Plants for a Romantic Garden
There will be roses, of course, and they must have an old-fashioned scent. David Austin’s roses are renowned for their excellent range of colour, combined with the ability to repeat-flower and the fragrance of old garden roses.
Rosa Falstaff is a fragrant shrub rose, with deep crimson petals. It grows to 1.25m high.
The Generous Gardener is a climbing rose, growing to 4.5m. Its pale pink blooms carry a delicious Old Rose fragrance. It has earned the RHS Award of Garden Merit.
No one wants their garden borders to be a muddy, lifeless patch in winter! Though a touch of frost can transform the dullest of gardens into a magical wintry landscape, most gardeners aim to create an outdoor space, with delights which are less transitory.
Choosing plants for winter interest usually means selecting attractive skeleton forms or handsome evergreen foliage, picking out plants with winter flowers or looking for colourful stems and interesting bark. All of these can make the winter garden a pleasure to view from your kitchen window.

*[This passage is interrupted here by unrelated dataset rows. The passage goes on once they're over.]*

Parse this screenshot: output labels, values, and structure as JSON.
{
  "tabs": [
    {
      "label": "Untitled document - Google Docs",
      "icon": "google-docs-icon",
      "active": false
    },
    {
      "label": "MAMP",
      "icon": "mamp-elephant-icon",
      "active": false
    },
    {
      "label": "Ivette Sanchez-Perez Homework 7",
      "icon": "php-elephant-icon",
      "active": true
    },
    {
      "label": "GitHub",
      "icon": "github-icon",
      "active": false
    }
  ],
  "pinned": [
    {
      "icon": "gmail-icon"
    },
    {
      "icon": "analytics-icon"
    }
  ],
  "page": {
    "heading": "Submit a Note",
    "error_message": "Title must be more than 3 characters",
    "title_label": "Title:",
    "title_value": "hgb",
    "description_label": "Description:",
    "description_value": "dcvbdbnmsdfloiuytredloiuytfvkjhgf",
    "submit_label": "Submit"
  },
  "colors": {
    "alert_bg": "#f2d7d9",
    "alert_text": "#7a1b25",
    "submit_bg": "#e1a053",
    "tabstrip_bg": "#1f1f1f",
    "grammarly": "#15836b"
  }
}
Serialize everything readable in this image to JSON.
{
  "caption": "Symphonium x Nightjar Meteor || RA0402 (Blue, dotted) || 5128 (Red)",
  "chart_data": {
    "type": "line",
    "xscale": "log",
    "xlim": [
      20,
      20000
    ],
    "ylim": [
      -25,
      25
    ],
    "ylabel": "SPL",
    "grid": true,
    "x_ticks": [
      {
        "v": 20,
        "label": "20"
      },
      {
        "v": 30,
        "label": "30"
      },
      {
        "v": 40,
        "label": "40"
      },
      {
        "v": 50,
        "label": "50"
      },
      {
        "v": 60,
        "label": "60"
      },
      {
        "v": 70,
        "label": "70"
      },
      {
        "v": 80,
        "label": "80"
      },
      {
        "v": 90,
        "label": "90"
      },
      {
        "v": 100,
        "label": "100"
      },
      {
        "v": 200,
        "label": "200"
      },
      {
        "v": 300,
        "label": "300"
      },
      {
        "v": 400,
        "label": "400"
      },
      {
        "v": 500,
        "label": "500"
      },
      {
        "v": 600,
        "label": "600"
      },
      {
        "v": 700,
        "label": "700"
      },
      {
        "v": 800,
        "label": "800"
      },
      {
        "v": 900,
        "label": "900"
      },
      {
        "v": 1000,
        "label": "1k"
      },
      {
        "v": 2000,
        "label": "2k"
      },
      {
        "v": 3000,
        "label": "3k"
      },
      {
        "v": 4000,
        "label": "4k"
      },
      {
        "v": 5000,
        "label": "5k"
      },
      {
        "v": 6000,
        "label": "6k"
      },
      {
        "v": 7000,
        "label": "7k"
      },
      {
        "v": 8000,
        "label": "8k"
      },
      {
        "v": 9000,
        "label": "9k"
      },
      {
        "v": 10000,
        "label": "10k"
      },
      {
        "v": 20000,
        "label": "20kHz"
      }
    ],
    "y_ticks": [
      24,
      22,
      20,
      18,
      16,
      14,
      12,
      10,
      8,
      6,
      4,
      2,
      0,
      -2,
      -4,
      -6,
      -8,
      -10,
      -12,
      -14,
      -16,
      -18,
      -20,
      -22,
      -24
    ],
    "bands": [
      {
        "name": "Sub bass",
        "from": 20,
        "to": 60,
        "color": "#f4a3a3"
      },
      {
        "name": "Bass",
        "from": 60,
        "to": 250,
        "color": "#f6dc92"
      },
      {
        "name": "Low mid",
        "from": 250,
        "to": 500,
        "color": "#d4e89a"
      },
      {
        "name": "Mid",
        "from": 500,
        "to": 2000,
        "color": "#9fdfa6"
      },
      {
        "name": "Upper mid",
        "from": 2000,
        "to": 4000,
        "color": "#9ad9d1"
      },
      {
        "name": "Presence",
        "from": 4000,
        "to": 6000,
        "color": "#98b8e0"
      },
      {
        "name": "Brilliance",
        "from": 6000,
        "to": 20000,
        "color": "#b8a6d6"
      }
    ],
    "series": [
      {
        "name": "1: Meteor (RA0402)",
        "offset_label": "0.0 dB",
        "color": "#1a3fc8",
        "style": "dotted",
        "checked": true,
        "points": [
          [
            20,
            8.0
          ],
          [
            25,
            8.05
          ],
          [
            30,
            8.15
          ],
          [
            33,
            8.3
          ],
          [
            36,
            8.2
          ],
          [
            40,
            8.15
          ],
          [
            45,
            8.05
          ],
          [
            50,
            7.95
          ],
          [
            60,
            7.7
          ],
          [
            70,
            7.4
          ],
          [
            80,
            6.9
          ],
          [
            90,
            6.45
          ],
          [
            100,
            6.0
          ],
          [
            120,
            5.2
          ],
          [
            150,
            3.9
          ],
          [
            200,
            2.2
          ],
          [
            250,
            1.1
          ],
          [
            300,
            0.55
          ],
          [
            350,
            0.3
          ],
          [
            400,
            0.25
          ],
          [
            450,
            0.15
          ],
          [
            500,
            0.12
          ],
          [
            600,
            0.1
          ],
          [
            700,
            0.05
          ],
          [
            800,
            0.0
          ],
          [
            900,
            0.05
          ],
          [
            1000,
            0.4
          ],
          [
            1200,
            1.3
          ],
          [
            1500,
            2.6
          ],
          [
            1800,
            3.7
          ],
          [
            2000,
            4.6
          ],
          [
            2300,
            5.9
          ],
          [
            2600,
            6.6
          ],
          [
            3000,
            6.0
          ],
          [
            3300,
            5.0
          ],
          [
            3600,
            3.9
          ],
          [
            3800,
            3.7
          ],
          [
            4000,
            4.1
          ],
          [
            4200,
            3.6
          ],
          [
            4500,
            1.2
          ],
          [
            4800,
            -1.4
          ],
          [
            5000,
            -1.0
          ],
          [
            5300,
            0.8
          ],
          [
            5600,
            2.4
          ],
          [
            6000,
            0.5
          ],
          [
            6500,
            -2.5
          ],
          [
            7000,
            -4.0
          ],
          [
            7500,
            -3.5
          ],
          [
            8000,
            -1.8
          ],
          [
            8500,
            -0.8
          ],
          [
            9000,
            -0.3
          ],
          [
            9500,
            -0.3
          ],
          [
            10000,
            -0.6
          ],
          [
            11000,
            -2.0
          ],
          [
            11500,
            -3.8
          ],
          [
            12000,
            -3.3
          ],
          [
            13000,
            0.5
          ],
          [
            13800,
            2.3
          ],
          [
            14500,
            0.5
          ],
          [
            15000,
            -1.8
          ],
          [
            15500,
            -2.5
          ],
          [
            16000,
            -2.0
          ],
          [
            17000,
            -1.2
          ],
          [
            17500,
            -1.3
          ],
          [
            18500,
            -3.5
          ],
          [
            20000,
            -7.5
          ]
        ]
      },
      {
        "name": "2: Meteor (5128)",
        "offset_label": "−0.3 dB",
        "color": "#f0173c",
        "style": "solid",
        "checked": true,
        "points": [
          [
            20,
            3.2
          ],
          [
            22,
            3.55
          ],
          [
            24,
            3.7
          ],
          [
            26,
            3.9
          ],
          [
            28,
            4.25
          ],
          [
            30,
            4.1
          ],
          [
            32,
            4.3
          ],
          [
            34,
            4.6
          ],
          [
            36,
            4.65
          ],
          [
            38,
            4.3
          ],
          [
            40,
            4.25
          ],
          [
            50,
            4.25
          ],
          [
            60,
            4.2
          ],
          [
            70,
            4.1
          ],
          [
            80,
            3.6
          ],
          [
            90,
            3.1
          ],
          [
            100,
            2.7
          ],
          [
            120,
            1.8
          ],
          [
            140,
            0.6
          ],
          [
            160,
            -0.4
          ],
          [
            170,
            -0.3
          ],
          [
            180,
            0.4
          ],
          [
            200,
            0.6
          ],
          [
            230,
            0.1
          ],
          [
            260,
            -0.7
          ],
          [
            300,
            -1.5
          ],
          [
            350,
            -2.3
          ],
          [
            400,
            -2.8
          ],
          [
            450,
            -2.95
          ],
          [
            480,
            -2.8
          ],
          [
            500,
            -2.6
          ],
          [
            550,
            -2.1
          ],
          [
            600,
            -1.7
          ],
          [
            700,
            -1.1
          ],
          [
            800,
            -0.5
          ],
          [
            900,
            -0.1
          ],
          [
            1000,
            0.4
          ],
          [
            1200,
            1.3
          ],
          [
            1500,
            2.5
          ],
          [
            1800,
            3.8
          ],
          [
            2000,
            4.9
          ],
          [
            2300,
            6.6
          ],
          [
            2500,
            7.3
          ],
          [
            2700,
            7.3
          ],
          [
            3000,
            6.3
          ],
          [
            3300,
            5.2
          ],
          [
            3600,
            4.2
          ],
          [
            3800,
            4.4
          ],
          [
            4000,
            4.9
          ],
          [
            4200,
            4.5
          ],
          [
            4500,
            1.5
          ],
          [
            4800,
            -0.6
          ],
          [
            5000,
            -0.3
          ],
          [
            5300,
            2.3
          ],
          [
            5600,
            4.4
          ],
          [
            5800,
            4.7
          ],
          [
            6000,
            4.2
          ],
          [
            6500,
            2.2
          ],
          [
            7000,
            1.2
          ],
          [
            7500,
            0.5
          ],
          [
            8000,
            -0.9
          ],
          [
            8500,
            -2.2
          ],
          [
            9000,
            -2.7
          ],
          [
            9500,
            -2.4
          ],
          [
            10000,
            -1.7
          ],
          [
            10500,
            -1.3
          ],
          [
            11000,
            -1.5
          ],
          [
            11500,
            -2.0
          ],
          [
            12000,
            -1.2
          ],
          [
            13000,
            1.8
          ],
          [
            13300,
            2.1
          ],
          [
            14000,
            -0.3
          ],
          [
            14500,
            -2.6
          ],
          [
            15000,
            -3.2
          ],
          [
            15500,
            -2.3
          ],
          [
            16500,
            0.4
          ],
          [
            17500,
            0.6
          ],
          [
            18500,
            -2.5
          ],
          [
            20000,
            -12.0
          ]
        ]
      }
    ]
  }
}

When you get up close and personal though, it will be those heady winter scents which engage the senses and lift the spirit. With pollinators few and far between, the flowers...